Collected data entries
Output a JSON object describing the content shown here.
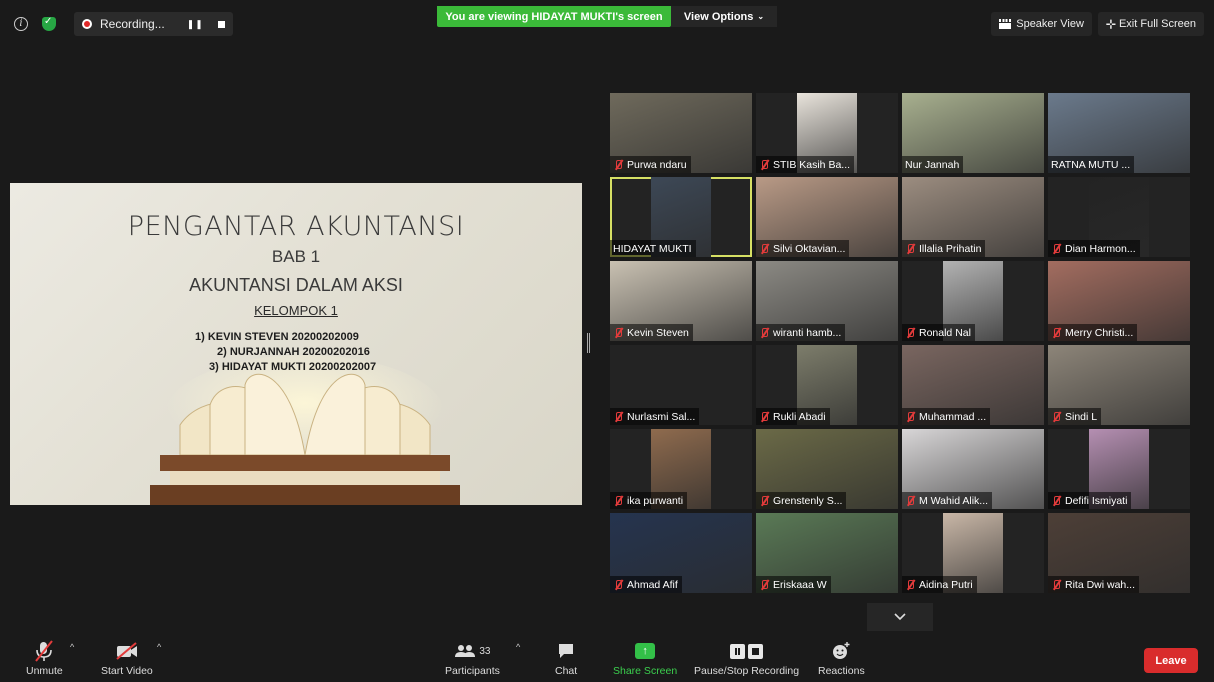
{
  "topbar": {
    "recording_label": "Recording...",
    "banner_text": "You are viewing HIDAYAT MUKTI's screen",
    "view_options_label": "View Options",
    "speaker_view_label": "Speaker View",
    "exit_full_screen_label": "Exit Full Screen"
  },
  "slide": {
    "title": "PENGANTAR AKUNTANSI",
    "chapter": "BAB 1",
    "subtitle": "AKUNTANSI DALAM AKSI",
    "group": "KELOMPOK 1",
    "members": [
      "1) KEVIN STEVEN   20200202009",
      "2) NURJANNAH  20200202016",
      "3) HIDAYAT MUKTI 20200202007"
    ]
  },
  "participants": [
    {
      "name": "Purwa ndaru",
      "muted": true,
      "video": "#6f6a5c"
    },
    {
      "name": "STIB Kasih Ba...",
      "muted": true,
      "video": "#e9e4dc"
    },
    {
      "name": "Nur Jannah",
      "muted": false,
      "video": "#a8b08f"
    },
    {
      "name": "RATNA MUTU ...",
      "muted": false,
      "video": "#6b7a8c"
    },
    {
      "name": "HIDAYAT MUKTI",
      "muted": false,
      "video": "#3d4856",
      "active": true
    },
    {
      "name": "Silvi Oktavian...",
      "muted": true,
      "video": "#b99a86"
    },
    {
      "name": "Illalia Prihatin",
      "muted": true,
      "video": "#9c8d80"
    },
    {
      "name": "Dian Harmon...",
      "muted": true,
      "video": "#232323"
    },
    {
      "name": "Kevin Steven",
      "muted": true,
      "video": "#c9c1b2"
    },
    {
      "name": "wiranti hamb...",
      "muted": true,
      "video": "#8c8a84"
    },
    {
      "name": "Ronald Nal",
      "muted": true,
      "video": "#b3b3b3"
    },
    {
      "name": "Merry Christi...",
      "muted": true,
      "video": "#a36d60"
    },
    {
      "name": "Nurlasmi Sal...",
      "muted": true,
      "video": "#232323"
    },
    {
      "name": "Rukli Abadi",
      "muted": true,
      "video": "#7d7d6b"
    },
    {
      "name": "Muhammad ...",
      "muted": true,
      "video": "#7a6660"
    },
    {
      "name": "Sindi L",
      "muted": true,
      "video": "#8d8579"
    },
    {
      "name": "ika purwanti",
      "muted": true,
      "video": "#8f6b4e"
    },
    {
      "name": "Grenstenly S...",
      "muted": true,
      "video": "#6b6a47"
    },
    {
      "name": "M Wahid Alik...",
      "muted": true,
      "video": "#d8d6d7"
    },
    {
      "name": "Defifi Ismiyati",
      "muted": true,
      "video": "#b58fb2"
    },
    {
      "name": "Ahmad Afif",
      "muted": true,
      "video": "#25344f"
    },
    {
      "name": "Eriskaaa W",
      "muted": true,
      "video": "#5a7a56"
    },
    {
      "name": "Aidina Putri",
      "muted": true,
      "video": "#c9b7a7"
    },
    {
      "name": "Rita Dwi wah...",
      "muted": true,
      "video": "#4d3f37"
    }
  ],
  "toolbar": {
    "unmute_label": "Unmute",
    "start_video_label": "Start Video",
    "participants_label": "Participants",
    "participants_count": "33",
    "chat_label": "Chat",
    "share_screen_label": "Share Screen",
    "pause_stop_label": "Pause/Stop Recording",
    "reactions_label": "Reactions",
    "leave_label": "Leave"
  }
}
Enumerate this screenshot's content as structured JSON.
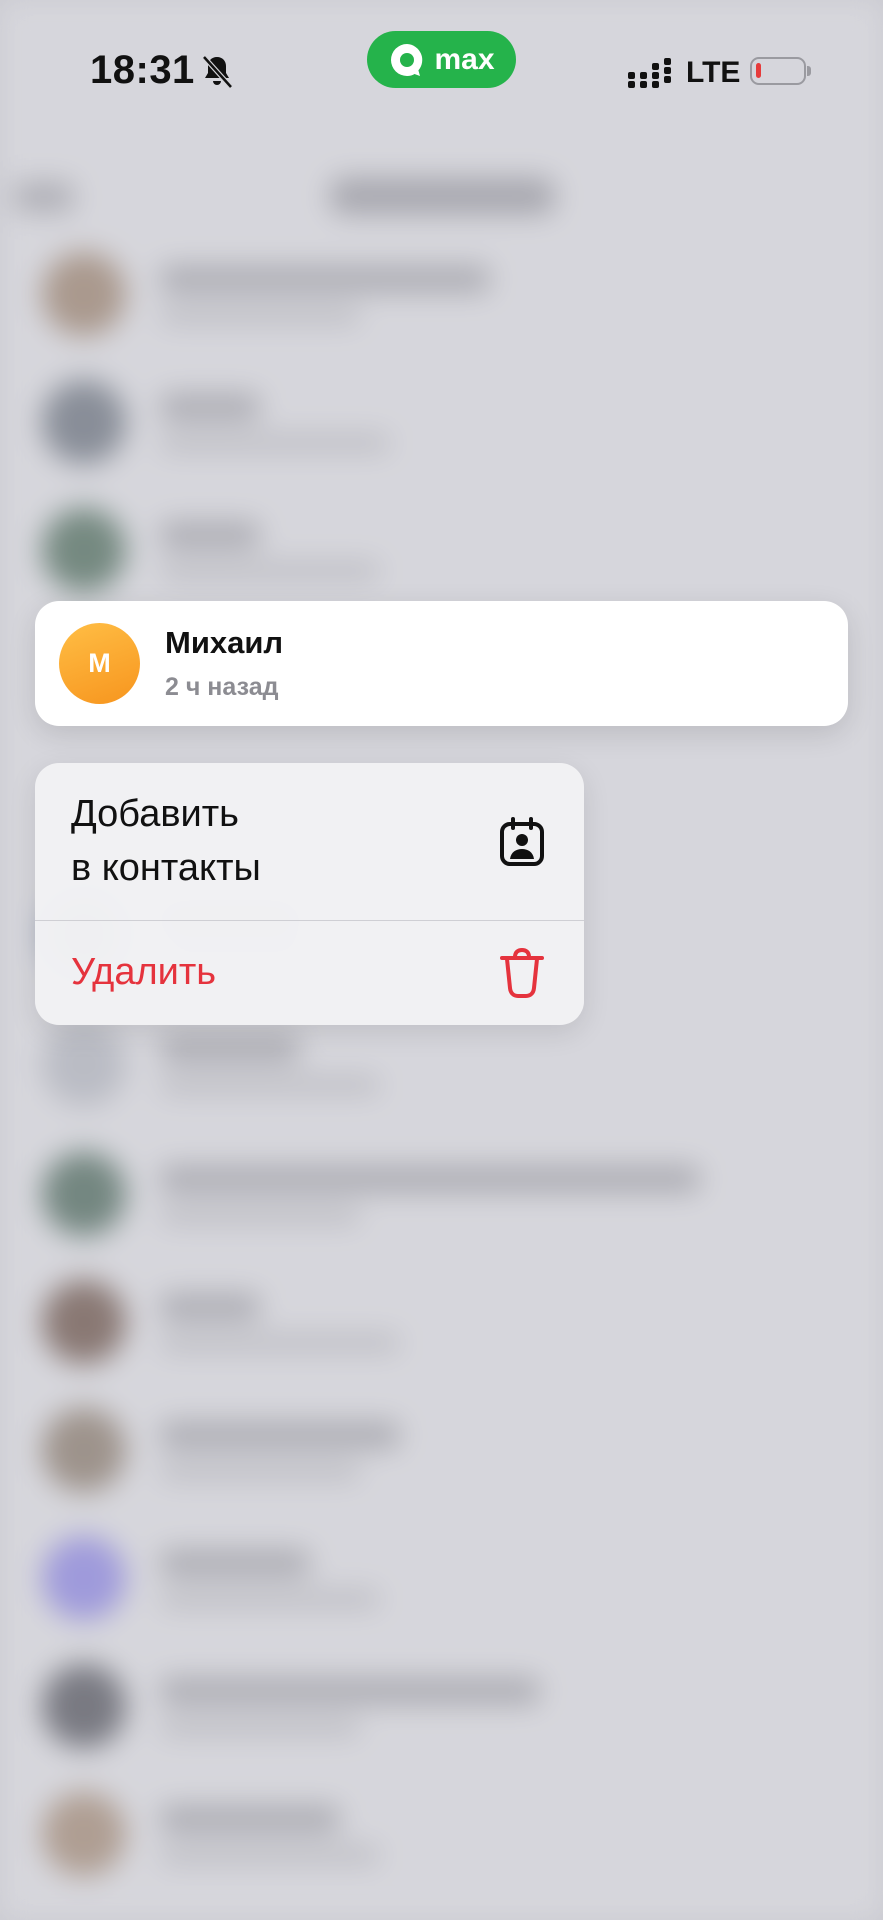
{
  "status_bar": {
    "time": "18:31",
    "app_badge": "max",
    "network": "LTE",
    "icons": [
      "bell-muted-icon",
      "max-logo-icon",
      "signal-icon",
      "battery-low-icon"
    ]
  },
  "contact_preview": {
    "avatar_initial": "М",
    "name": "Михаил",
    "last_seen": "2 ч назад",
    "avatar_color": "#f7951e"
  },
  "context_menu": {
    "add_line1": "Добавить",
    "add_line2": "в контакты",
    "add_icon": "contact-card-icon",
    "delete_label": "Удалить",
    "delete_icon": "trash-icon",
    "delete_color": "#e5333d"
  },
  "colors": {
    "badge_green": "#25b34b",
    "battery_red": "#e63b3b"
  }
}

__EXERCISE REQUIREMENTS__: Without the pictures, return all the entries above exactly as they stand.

__PROBLEM SOLUTION__:
Output a JSON object describing the content shown here.
{
  "topbar": {
    "recording_label": "Recording...",
    "banner_text": "You are viewing HIDAYAT MUKTI's screen",
    "view_options_label": "View Options",
    "speaker_view_label": "Speaker View",
    "exit_full_screen_label": "Exit Full Screen"
  },
  "slide": {
    "title": "PENGANTAR AKUNTANSI",
    "chapter": "BAB 1",
    "subtitle": "AKUNTANSI DALAM AKSI",
    "group": "KELOMPOK 1",
    "members": [
      "1) KEVIN STEVEN   20200202009",
      "2) NURJANNAH  20200202016",
      "3) HIDAYAT MUKTI 20200202007"
    ]
  },
  "participants": [
    {
      "name": "Purwa ndaru",
      "muted": true,
      "video": "#6f6a5c"
    },
    {
      "name": "STIB Kasih Ba...",
      "muted": true,
      "video": "#e9e4dc"
    },
    {
      "name": "Nur Jannah",
      "muted": false,
      "video": "#a8b08f"
    },
    {
      "name": "RATNA MUTU ...",
      "muted": false,
      "video": "#6b7a8c"
    },
    {
      "name": "HIDAYAT MUKTI",
      "muted": false,
      "video": "#3d4856",
      "active": true
    },
    {
      "name": "Silvi Oktavian...",
      "muted": true,
      "video": "#b99a86"
    },
    {
      "name": "Illalia Prihatin",
      "muted": true,
      "video": "#9c8d80"
    },
    {
      "name": "Dian Harmon...",
      "muted": true,
      "video": "#232323"
    },
    {
      "name": "Kevin Steven",
      "muted": true,
      "video": "#c9c1b2"
    },
    {
      "name": "wiranti hamb...",
      "muted": true,
      "video": "#8c8a84"
    },
    {
      "name": "Ronald Nal",
      "muted": true,
      "video": "#b3b3b3"
    },
    {
      "name": "Merry Christi...",
      "muted": true,
      "video": "#a36d60"
    },
    {
      "name": "Nurlasmi Sal...",
      "muted": true,
      "video": "#232323"
    },
    {
      "name": "Rukli Abadi",
      "muted": true,
      "video": "#7d7d6b"
    },
    {
      "name": "Muhammad ...",
      "muted": true,
      "video": "#7a6660"
    },
    {
      "name": "Sindi L",
      "muted": true,
      "video": "#8d8579"
    },
    {
      "name": "ika purwanti",
      "muted": true,
      "video": "#8f6b4e"
    },
    {
      "name": "Grenstenly S...",
      "muted": true,
      "video": "#6b6a47"
    },
    {
      "name": "M Wahid Alik...",
      "muted": true,
      "video": "#d8d6d7"
    },
    {
      "name": "Defifi Ismiyati",
      "muted": true,
      "video": "#b58fb2"
    },
    {
      "name": "Ahmad Afif",
      "muted": true,
      "video": "#25344f"
    },
    {
      "name": "Eriskaaa W",
      "muted": true,
      "video": "#5a7a56"
    },
    {
      "name": "Aidina Putri",
      "muted": true,
      "video": "#c9b7a7"
    },
    {
      "name": "Rita Dwi wah...",
      "muted": true,
      "video": "#4d3f37"
    }
  ],
  "toolbar": {
    "unmute_label": "Unmute",
    "start_video_label": "Start Video",
    "participants_label": "Participants",
    "participants_count": "33",
    "chat_label": "Chat",
    "share_screen_label": "Share Screen",
    "pause_stop_label": "Pause/Stop Recording",
    "reactions_label": "Reactions",
    "leave_label": "Leave"
  }
}
Enumerate this screenshot's content as structured JSON.
{
  "status_bar": {
    "time": "18:31",
    "app_badge": "max",
    "network": "LTE",
    "icons": [
      "bell-muted-icon",
      "max-logo-icon",
      "signal-icon",
      "battery-low-icon"
    ]
  },
  "contact_preview": {
    "avatar_initial": "М",
    "name": "Михаил",
    "last_seen": "2 ч назад",
    "avatar_color": "#f7951e"
  },
  "context_menu": {
    "add_line1": "Добавить",
    "add_line2": "в контакты",
    "add_icon": "contact-card-icon",
    "delete_label": "Удалить",
    "delete_icon": "trash-icon",
    "delete_color": "#e5333d"
  },
  "colors": {
    "badge_green": "#25b34b",
    "battery_red": "#e63b3b"
  }
}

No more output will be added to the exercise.